Enabling people with a physical or cognitive disability to participate in society as independently and meaningfully as possible by smartly making use of new technology.

This is the motivation that underlies our work. We put the patient and his or her carer first and investigate what is necessary to improve their situation. We therefore investigate which technology provides advantages for which group of patients and under which conditions, and we also explore what needs to happen before that technology can actually be put to use in clinical practice.

Our approach to care has to change. A growing number of people have a chronic condition, whereas the number of healthcare staff is decreasing. Sustainable solutions for the future must make effective use of healthcare capacity, and support patients as much as possible during their daily activities in their own surroundings.

Technology can play a role in this. Take, for example, telemedicine solutions, which can be used to monitor people at home, gain insight into their functioning, and provide them with tips about how they can facilitate their well-being. Another example is the use of smart ortheses or prostheses, which not only support an affected part of the body, but can also adapt to the changing capacities of the wearer and thus play a role in the recovery process.

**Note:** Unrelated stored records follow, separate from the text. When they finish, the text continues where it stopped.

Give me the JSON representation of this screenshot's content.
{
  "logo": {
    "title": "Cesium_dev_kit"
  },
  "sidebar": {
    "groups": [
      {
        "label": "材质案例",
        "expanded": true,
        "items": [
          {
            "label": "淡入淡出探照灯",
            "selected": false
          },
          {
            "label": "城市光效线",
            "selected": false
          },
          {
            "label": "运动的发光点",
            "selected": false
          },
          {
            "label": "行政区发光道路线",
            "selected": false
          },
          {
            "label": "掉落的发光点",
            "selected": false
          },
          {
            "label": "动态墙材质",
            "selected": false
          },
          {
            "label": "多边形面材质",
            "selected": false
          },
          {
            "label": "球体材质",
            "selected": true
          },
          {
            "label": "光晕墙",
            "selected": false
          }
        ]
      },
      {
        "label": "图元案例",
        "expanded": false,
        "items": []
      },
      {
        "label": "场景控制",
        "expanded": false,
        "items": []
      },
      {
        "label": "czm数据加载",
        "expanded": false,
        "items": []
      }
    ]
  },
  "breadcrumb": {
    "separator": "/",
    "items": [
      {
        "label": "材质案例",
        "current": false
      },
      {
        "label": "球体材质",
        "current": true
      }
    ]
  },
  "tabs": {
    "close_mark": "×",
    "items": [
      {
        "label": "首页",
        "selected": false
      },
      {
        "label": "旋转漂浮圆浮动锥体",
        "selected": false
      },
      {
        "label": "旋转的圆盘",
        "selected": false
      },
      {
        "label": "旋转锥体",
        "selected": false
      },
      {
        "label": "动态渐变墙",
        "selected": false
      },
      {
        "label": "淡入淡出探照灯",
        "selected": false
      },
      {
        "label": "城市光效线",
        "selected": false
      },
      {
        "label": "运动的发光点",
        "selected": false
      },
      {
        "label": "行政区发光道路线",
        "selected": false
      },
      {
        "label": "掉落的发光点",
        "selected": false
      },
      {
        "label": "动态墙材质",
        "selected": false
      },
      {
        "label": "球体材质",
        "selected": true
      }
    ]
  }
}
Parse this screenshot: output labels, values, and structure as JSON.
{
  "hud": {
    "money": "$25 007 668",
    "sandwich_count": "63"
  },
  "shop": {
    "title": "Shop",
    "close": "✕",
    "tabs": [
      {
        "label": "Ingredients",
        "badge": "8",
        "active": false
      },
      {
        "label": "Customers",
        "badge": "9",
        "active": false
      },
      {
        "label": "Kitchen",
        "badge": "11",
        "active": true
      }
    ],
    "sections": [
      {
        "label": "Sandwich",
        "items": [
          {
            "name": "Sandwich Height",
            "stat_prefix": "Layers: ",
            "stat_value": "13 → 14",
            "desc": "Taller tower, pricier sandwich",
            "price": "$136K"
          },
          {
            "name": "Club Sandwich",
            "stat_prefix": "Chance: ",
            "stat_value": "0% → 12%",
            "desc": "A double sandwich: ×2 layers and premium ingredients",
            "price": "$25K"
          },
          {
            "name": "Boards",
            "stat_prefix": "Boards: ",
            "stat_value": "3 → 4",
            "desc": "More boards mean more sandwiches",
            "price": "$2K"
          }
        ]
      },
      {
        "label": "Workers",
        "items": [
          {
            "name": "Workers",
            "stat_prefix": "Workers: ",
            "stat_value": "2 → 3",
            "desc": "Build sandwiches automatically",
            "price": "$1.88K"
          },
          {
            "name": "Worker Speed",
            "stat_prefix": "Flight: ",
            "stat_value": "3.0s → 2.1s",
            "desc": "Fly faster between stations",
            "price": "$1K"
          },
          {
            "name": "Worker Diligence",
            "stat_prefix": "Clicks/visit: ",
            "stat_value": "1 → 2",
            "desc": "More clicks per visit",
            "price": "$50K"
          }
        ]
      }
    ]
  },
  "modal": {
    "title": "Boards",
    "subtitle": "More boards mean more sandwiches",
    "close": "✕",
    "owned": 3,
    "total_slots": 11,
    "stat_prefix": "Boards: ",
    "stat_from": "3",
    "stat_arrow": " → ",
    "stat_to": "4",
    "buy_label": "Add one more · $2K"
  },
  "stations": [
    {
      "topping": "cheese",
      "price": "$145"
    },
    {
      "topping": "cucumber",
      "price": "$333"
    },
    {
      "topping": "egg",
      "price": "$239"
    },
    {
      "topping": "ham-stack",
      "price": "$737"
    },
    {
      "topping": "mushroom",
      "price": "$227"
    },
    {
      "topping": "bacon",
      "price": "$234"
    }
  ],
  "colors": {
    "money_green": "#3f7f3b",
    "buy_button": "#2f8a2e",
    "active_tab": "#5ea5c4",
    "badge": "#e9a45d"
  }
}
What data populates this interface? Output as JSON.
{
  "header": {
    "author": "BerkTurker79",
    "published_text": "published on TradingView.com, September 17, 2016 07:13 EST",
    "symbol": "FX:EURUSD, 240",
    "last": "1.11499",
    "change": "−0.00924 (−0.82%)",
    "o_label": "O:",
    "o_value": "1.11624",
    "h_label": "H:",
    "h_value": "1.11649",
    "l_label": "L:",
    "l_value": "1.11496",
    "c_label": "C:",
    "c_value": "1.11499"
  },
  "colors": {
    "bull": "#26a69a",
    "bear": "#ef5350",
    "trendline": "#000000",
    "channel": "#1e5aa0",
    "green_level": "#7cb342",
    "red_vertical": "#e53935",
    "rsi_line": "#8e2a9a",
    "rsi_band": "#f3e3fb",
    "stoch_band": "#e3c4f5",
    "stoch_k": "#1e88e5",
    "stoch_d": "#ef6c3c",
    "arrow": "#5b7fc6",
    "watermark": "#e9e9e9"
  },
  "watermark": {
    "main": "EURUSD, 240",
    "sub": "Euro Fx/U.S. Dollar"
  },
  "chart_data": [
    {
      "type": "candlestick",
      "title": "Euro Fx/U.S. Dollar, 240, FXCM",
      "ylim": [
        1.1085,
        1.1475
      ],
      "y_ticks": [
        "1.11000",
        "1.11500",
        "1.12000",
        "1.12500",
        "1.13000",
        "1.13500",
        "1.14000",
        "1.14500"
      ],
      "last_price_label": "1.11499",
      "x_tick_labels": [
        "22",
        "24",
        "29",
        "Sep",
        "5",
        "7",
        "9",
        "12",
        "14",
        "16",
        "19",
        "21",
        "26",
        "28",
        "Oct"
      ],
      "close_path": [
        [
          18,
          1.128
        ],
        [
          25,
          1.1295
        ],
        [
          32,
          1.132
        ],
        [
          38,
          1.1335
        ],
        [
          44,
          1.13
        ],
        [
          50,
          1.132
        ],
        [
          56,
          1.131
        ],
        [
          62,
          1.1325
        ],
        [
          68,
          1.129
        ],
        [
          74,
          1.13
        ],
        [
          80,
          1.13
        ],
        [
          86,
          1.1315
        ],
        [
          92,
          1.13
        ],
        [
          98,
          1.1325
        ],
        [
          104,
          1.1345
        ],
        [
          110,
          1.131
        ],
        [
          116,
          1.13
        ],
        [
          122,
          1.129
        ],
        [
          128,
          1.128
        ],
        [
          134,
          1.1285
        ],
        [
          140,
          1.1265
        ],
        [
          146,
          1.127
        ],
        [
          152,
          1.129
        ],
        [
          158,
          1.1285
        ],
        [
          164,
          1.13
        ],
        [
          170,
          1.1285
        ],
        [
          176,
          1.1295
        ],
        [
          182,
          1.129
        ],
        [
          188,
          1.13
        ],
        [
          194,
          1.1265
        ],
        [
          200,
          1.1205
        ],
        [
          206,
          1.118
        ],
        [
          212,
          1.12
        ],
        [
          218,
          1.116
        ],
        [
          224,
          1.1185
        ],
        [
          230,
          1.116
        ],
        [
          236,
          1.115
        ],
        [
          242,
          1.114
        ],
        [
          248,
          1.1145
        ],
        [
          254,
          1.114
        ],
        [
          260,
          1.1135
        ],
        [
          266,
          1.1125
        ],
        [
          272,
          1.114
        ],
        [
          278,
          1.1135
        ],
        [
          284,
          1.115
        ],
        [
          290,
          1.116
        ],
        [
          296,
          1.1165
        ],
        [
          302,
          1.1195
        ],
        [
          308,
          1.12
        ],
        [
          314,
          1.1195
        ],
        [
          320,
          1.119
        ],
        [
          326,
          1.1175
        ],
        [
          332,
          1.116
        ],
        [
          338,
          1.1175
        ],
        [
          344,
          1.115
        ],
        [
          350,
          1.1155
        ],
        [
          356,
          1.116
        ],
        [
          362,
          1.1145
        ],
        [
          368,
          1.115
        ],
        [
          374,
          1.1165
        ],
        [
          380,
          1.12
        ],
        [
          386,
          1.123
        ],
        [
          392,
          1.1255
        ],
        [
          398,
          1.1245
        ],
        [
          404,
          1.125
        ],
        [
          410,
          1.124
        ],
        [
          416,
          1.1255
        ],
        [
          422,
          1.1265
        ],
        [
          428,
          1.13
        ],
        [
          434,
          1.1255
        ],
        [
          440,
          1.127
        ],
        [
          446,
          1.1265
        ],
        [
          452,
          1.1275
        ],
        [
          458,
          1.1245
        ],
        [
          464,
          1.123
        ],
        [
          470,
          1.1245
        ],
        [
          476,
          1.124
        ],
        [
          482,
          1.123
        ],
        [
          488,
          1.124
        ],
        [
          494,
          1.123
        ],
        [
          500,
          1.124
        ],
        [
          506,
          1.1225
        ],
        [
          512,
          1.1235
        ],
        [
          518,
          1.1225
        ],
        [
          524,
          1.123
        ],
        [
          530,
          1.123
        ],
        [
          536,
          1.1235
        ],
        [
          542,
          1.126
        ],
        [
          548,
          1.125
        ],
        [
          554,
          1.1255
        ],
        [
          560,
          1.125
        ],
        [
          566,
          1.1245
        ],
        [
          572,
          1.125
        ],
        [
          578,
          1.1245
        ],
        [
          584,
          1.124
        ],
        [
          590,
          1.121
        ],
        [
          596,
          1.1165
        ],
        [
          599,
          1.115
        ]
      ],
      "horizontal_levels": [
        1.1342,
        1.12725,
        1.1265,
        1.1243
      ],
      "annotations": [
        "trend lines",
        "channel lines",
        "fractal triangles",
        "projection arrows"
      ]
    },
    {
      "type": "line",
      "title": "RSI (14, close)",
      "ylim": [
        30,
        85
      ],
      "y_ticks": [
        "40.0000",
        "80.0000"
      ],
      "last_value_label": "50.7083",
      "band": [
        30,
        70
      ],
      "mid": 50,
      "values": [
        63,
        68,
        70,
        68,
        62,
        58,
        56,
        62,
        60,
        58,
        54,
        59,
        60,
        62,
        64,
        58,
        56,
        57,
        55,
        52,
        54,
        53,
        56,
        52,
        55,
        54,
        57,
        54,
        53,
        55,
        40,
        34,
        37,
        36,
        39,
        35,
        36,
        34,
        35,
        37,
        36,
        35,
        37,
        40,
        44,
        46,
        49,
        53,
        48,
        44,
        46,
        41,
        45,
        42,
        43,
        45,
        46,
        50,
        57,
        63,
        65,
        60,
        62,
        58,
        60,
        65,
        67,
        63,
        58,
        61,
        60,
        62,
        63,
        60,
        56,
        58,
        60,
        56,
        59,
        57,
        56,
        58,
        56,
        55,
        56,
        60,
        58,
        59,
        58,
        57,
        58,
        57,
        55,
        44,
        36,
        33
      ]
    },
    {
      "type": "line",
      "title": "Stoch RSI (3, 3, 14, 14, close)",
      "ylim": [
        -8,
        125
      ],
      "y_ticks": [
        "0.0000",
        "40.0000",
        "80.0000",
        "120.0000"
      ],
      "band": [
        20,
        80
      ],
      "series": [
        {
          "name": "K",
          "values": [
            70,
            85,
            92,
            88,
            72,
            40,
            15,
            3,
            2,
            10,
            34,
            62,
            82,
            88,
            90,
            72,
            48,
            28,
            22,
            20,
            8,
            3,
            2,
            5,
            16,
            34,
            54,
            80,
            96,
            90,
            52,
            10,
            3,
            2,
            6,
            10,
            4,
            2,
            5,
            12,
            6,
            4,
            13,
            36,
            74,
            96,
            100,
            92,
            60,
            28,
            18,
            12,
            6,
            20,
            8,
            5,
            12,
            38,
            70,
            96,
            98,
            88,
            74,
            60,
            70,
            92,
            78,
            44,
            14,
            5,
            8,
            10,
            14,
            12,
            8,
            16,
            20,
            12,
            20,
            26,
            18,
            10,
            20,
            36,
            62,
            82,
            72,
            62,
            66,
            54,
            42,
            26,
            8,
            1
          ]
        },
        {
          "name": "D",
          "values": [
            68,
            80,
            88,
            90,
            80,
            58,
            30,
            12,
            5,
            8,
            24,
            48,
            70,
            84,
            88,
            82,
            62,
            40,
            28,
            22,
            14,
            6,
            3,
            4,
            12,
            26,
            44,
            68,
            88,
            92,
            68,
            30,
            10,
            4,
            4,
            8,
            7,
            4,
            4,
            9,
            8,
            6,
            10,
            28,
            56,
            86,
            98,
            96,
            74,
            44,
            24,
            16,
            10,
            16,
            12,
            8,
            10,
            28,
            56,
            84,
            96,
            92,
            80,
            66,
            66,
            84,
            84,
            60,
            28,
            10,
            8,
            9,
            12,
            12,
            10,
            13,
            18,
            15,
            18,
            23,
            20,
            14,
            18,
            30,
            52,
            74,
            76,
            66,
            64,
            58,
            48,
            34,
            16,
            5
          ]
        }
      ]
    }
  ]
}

A society in which people with disabilities can optimally participate as independently as possible and in which care for the chronically ill remains affordable. That is the ideal for which we conduct research and work on scientifically based and clinically proven products and services that are matched to the wishes and requirements of users.